3. Software for a new restaurant
There are dozens of aspects of running a restaurant that can be done with the aid of software, from front of house (FOH) to back of house (BOH) covering everything from inventory to payroll, payment and accounting. They will vary in the degree they can help you according to your needs, and it is worth putting research into the most relevant ones for your restaurant.
Some of the most helpful software systems in terms of productivity and the running of a new business are a point of sale (POS), table management, accounting software and inventory management. This article breaks down the varied types of software available and what they do.
It’s tempting to think that adopting software can wait when you are starting a restaurant - people want to start off without a system and then adopt one as they grow.

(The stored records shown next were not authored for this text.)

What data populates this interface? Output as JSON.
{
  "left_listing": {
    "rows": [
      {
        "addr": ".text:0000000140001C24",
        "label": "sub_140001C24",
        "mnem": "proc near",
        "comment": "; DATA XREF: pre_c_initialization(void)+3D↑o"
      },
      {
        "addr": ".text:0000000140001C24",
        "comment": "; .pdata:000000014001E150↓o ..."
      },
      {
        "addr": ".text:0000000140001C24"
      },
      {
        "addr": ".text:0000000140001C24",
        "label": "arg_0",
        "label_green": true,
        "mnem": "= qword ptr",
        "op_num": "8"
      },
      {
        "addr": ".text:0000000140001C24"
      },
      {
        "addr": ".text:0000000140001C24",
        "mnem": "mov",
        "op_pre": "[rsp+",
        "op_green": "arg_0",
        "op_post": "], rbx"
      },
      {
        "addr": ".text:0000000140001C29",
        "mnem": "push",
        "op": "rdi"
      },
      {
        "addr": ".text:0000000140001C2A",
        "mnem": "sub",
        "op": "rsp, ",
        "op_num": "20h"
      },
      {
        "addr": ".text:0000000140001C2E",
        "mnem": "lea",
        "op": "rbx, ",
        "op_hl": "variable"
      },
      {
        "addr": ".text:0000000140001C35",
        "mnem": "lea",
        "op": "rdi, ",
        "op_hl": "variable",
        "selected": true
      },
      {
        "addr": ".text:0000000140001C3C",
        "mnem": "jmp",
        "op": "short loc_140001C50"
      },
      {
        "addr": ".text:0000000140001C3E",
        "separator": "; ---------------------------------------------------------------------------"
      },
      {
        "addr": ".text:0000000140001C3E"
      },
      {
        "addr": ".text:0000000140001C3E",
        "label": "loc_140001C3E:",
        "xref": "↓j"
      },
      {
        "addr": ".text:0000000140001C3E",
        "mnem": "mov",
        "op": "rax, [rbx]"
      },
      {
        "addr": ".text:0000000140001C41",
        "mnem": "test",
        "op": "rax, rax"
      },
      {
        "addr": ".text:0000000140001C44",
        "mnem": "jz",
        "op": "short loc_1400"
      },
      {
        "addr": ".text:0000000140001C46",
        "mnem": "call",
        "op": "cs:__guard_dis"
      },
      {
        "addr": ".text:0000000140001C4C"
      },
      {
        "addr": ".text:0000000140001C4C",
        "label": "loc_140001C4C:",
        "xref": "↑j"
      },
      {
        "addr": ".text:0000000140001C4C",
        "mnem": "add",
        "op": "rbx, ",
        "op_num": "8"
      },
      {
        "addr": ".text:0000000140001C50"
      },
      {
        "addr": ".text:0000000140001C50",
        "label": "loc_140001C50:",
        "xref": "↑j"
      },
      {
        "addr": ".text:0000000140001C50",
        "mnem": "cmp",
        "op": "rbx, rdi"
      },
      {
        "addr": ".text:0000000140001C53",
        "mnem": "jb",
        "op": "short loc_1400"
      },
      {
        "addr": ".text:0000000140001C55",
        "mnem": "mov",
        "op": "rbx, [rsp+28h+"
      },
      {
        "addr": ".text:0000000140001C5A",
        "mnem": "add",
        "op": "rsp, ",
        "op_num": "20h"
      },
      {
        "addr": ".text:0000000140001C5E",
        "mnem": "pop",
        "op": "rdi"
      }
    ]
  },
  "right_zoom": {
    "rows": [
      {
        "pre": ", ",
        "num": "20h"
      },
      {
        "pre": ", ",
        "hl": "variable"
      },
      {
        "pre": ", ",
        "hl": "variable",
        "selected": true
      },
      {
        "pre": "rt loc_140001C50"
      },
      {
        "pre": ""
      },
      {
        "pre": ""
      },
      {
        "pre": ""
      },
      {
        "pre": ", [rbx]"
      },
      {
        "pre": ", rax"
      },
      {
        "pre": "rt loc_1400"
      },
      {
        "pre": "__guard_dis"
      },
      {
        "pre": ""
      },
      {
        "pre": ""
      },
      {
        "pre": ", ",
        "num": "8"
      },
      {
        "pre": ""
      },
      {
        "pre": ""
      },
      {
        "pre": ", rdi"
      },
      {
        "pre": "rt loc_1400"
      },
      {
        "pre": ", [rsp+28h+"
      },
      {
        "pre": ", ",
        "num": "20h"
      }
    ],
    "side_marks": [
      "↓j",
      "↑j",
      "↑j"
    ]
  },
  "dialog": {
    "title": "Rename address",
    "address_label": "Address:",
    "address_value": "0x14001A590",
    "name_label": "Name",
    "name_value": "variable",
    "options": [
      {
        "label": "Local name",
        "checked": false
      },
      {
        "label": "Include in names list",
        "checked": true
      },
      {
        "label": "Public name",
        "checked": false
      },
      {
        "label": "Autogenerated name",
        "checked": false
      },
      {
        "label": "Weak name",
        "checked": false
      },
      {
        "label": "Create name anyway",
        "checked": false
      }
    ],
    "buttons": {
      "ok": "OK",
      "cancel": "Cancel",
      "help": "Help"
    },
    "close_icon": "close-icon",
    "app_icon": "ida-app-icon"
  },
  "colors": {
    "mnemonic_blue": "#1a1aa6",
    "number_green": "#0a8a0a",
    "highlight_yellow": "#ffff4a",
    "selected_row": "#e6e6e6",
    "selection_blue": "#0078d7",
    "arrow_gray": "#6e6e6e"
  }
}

But we’ve found that it is much better to adopt a system first. This way you are all set for expansion and don’t need to worry about learning to use software right when you are at your most busy. A good system will let you take control of your business and speed up growth, as well as helping you provide a better quality of service by preventing errors.
4. Be ready for delays and cost overruns
A survey of 700 restaurateurs by RestaurantOwner.com found that the average cost overrun from initial cost estimates was about 33%. Equipment, staff, marketing, building and software can all add up very quickly to a number much larger than you imagined.
This article by Sage (the accounting software) shares the wisdom of experienced restaurant owners and their tips for those starting out. Among the advice from the co-owner of a Philadelphia restaurant are “always make sure you get things in writing”, “don’t over-hire in the beginning,” and “Whenever you think you have enough money, add another $25,000 to that figure.”
As with all advice, numbers will vary according to the concept you are starting, the location and many other factors. The important message is to calculate your costs carefully in advance and anticipate overruns. Look to prioritize your needs and wants and make sensible savings where you can, whether that’s second-hand kitchen equipment, not overhiring staff, or reducing marketing budget.
5. Start your restaurant business with online catering software
Getting into drop-off catering is a great way to increase your revenues. Providing meeting room food brings in high order value customers (we find average catering order values to be around the $200 mark), with a lot of potential for repeat custom - once you have proved your business to be a reliable source of catering, the food-booker is very likely to order from you again rather than risk using a different business.
Catering is also a great way to avoid down-time in the kitchen - a lot of new restaurants struggle to handle the workload at rush-hour, but find they are wasting time on wages during quiet periods. Drop-off orders fill these gaps in the day, as food can be prepared in the late morning, or snacks can be delivered for afternoon meetings.
Spoonfed is built specifically to handle corporate catering orders, from start to finish. We built the system while running our own catering business, and found that it improved our efficiency so much, and helped us grow so quickly, that we took the software to market.
If you are planning to start a vegetarian or vegan restaurant, and want to cut out paper and avoid mistakes, automate processes and ensure you are ready for growth, get in touch with us and find out how Spoonfed could help.